While Greule’s photo is a fine one—clear, well-framed, exquisitely timed—it would not have been a sensation solely on its artistic merits. Context was everything. Analyzing the photo that precipitated the end of the NFL referee lockout, Ben Reiter digs into the story behind the now-iconic image, talking to the referees about why they made their decisions and how their lives have been changed by the controversy. Says Wayne Elliott, the referee who upheld the touchdown call: “It was the absolute biggest thrill of my life. I was making $225 a game in D-II football, without a travel allowance. I loved that. I would have done it forever. But if I had to sacrifice that to work seven weeks in the NFL? Man, it was amazing (page 66).”
The replacement officials, collectively, are the headache that won’t go away. Thanks to a labor standoff, the NFL has been using replacement refs who so far have shown themselves to be alarmingly mistake-prone, star-struck and shaky on the rule book. It’s easy to pick on the scabs and any casual viewer can snicker at the comedy of errors. But are these guys really that bad (page 48)?

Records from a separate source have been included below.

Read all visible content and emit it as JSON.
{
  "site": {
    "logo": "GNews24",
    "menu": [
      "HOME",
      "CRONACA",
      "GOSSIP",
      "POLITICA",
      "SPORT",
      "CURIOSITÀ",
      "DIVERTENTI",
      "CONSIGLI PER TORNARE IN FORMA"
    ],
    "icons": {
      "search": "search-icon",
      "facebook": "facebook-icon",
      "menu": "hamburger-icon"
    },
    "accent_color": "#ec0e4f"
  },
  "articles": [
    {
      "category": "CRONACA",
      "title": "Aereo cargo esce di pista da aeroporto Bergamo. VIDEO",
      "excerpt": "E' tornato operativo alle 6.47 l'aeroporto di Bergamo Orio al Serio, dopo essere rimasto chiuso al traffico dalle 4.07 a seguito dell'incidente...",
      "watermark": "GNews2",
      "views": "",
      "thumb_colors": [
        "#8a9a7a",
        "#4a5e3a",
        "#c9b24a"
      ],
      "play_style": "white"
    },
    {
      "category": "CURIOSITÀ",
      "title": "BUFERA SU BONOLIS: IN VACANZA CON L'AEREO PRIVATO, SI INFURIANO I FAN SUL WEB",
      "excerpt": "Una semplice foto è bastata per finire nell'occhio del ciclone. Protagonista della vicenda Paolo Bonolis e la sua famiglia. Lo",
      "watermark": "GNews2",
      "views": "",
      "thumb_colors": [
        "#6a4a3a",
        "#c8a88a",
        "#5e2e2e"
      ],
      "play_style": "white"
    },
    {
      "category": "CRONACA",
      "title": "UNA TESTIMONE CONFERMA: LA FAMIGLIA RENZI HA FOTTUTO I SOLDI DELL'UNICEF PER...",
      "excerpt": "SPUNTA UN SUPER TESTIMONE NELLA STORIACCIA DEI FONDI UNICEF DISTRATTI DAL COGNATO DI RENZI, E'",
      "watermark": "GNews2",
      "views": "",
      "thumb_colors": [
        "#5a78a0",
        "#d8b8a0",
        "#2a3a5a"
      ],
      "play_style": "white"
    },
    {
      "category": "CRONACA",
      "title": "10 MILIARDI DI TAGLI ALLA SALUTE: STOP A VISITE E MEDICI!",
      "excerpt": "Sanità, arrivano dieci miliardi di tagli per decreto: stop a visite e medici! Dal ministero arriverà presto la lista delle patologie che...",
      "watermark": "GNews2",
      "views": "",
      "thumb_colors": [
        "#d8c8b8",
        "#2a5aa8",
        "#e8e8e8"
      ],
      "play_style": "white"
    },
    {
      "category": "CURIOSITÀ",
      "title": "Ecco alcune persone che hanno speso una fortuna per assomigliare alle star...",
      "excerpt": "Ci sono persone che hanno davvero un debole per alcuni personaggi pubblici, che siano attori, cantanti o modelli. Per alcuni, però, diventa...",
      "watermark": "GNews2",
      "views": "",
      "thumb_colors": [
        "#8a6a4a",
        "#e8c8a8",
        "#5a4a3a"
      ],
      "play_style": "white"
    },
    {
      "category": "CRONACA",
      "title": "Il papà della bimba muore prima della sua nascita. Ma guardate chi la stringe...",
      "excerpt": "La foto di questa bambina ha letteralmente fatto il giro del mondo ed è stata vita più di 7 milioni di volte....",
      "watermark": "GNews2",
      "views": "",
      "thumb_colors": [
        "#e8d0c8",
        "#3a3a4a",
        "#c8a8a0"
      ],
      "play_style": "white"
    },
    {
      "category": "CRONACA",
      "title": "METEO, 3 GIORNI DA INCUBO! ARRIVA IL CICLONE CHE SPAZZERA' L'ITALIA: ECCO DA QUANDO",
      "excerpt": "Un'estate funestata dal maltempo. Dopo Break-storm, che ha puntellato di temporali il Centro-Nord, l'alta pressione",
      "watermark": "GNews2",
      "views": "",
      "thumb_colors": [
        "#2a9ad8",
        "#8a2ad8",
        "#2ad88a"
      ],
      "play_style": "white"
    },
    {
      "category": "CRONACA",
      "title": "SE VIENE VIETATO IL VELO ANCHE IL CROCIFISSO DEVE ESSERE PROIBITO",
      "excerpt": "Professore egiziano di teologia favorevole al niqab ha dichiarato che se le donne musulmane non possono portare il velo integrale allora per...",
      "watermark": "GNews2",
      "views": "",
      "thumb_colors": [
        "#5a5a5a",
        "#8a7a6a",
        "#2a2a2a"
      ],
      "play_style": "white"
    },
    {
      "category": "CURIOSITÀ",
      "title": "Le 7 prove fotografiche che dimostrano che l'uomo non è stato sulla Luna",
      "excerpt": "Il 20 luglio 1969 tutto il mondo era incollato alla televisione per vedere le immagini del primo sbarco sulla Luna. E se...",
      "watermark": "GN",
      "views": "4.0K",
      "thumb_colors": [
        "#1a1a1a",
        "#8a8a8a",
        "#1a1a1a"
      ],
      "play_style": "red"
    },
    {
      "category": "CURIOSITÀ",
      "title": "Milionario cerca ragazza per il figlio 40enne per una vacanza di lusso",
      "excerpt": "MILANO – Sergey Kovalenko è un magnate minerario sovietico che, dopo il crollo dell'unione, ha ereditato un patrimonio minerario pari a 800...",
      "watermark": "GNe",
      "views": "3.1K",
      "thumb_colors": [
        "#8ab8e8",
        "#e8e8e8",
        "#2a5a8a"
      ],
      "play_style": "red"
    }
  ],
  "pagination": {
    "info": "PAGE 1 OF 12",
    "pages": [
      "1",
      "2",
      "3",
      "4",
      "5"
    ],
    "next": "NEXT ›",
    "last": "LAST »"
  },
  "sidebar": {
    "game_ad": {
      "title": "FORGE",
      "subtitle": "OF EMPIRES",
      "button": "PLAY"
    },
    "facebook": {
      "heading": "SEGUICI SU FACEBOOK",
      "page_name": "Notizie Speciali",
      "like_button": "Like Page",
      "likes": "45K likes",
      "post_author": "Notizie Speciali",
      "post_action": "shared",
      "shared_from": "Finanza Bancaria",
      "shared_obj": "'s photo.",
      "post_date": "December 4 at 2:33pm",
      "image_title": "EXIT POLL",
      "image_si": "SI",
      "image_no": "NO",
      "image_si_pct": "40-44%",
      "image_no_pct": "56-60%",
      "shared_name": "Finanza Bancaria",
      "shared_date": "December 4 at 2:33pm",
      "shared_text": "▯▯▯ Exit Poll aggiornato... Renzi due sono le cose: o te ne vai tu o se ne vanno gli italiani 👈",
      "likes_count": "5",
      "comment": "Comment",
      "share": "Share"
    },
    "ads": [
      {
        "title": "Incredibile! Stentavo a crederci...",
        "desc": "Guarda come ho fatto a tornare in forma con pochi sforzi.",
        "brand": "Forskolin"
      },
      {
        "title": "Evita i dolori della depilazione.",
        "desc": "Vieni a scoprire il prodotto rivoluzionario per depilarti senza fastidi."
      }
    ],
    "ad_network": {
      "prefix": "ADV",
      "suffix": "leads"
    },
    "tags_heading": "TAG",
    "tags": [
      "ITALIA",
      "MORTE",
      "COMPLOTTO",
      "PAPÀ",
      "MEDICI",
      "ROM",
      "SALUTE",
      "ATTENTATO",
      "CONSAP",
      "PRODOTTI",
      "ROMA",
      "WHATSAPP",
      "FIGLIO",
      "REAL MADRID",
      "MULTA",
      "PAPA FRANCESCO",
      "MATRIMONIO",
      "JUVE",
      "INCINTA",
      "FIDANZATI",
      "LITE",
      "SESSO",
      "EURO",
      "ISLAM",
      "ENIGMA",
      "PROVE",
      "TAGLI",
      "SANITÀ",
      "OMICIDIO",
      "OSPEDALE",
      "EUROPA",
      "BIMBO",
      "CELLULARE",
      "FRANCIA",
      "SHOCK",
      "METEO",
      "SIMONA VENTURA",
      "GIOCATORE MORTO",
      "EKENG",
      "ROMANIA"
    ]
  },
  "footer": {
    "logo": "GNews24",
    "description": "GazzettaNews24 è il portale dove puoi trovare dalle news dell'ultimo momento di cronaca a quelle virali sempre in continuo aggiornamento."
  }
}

The four quarterbacks on the regional covers of Sports Illustrated’s NFL Playoff Preview—Green Bay’s Aaron Rodgers, New England’s Tom Brady, New Orleans’s Drew Brees and Pittsburgh’s Ben Roethlisberger—have combined to win seven of the past 10 Super Bowls, including four Super Bowl MVP awards. Senior NFL writer Peter King (@SI_PeterKing) predicts that Brady and Brees will square off in a duel of record-breaking quarterbacks in Super Bowl XLVI in Indianapolis, with the Saints beating the Patriots 34–24. King’s complete predictions are listed below: